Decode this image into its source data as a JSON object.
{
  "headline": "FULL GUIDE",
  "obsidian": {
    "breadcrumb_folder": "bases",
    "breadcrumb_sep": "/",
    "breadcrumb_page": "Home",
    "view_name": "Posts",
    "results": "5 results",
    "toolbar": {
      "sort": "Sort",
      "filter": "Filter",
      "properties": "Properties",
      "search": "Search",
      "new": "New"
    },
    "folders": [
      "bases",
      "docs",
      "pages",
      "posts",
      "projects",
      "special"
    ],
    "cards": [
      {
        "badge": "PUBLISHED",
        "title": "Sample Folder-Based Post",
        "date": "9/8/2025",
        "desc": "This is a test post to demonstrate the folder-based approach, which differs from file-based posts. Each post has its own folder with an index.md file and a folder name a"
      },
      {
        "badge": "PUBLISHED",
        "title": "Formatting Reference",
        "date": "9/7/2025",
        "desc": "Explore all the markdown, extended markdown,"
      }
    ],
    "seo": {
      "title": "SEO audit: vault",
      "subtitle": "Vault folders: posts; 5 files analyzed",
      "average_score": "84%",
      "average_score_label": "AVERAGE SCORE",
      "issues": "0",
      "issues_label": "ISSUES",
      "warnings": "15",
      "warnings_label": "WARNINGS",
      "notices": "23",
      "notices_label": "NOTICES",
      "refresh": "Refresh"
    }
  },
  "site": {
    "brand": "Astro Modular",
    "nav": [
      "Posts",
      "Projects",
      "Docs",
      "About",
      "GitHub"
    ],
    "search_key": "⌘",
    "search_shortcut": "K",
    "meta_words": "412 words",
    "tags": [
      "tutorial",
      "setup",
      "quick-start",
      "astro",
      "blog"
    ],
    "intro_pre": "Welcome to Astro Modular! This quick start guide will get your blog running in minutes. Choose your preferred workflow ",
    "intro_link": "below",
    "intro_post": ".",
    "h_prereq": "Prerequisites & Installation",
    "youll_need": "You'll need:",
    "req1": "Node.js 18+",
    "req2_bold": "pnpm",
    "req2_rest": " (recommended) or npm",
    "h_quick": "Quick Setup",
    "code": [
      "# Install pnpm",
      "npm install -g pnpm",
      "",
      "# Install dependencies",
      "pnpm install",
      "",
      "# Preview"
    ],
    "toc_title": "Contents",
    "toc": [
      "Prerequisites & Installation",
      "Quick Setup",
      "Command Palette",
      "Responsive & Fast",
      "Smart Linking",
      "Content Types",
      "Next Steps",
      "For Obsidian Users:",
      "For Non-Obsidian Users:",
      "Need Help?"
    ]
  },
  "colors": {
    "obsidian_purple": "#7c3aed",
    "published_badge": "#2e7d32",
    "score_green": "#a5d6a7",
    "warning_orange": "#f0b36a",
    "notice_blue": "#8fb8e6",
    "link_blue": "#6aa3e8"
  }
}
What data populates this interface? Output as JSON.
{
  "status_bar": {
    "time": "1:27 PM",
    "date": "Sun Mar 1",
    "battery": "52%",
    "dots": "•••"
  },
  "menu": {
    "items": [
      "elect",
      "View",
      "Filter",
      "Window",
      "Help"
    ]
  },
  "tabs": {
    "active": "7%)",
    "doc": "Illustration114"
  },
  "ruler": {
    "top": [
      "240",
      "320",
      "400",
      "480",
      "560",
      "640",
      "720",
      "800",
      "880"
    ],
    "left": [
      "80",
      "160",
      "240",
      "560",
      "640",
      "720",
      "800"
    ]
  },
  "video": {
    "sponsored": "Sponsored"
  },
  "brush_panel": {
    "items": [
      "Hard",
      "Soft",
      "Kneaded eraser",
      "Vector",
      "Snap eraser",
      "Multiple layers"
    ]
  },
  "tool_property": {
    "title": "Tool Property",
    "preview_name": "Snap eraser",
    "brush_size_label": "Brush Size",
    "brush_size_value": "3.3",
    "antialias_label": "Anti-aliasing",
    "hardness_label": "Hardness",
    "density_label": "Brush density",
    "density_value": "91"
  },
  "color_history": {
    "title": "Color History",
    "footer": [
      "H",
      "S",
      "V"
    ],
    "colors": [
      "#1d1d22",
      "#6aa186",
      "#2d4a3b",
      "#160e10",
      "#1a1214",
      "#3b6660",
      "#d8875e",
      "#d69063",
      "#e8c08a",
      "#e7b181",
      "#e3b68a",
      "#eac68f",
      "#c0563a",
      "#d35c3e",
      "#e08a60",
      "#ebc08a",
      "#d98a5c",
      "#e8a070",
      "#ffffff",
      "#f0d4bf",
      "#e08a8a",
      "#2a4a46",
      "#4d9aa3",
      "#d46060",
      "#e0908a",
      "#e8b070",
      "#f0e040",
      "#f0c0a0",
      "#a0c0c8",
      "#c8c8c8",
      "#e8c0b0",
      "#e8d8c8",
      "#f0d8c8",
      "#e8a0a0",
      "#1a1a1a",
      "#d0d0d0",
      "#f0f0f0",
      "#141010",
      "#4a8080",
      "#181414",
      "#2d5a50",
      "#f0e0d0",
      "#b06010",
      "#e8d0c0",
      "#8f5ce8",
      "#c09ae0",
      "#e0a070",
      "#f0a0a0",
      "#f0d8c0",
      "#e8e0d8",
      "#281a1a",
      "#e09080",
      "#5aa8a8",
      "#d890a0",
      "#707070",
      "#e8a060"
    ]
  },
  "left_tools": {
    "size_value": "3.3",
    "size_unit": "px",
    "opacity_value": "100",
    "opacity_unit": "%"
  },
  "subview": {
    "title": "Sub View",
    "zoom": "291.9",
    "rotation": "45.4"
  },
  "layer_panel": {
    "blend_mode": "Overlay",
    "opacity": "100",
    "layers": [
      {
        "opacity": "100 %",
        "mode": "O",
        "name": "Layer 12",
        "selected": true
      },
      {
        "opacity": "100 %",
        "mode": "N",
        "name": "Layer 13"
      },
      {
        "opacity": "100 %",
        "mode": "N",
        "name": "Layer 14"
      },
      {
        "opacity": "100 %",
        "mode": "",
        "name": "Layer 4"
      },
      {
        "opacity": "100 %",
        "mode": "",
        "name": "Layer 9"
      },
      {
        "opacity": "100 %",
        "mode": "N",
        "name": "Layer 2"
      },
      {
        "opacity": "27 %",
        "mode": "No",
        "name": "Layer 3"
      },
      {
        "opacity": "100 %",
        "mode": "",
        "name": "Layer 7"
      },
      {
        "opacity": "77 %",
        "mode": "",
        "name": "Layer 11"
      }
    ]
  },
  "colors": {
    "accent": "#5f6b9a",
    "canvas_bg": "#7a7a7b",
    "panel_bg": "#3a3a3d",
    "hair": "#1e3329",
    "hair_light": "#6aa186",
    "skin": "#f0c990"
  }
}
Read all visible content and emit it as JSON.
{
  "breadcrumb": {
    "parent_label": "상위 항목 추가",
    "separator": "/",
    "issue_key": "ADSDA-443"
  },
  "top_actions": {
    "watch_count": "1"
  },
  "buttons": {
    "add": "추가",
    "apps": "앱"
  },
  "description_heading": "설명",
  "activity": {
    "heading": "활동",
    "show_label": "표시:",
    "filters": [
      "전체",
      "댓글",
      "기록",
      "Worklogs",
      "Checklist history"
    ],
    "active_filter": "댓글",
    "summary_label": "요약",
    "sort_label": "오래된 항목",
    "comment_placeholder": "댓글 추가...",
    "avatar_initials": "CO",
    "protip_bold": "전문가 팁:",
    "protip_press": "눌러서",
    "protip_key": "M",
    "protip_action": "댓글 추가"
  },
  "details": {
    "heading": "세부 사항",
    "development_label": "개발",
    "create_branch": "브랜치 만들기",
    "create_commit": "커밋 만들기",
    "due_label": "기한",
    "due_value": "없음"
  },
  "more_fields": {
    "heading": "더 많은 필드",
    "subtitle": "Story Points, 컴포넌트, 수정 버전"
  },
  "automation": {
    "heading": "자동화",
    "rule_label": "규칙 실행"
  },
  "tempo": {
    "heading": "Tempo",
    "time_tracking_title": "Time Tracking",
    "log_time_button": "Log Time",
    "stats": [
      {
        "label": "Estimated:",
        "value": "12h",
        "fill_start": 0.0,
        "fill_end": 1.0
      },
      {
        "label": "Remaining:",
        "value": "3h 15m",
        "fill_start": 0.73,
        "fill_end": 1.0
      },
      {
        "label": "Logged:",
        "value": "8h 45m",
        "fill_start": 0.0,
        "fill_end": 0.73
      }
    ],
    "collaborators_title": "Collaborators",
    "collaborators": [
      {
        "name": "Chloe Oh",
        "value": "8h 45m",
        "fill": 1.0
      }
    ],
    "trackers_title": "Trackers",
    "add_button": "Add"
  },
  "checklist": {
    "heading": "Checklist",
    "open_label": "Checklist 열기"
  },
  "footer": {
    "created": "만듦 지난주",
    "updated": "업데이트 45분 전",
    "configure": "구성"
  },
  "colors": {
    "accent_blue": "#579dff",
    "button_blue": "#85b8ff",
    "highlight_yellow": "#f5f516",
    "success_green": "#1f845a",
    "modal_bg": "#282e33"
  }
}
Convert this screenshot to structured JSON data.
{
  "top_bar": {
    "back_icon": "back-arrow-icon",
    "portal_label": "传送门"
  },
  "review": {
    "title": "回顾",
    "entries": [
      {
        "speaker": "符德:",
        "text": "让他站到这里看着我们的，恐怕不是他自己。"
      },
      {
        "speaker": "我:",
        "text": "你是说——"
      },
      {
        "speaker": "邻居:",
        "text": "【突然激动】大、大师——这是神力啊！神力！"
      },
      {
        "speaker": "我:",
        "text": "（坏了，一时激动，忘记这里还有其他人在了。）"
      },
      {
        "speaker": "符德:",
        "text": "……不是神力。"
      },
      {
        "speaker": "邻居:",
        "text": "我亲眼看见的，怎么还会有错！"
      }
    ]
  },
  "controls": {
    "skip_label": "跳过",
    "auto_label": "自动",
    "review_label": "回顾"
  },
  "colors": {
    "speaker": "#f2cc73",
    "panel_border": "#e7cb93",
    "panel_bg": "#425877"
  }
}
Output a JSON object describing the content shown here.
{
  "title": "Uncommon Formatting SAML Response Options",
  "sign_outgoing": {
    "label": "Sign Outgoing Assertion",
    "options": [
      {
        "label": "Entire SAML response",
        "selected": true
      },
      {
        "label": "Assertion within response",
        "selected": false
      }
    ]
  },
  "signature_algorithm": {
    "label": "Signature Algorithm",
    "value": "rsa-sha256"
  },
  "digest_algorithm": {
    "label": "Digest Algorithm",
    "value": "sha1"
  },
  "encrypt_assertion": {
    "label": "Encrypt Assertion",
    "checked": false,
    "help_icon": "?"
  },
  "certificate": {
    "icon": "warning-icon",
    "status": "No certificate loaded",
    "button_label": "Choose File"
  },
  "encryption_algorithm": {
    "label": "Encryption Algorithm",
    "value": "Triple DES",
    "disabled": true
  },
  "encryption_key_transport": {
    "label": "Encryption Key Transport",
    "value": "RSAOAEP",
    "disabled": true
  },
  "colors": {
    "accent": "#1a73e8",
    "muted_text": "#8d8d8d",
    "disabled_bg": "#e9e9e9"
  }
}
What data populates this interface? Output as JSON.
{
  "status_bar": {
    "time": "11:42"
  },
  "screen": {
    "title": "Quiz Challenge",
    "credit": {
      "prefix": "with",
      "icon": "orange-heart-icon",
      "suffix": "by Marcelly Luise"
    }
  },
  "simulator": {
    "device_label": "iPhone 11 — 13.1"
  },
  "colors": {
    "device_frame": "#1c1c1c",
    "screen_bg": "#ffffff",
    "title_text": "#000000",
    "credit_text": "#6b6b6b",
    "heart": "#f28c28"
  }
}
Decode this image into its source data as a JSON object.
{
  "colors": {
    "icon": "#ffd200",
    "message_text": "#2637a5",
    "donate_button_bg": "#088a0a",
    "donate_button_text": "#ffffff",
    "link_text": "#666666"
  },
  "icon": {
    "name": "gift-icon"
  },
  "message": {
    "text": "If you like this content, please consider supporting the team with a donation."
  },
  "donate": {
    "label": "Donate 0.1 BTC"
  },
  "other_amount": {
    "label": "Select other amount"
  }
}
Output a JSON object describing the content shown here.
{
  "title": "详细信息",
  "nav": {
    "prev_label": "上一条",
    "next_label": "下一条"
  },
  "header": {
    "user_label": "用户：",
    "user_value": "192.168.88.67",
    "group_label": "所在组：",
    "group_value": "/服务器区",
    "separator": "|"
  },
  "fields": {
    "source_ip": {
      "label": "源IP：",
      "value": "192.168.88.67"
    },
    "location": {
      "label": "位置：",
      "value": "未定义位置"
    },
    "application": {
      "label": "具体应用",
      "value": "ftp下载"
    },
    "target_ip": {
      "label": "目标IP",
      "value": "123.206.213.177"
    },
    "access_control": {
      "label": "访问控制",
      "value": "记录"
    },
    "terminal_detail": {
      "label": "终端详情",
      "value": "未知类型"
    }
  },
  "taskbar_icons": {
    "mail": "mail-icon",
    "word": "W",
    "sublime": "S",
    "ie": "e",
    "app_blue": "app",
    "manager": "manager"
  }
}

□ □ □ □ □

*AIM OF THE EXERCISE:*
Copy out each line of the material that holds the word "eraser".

*ANSWER BOX:*
      "Kneaded eraser",
      "Snap eraser",
    "preview_name": "Snap eraser",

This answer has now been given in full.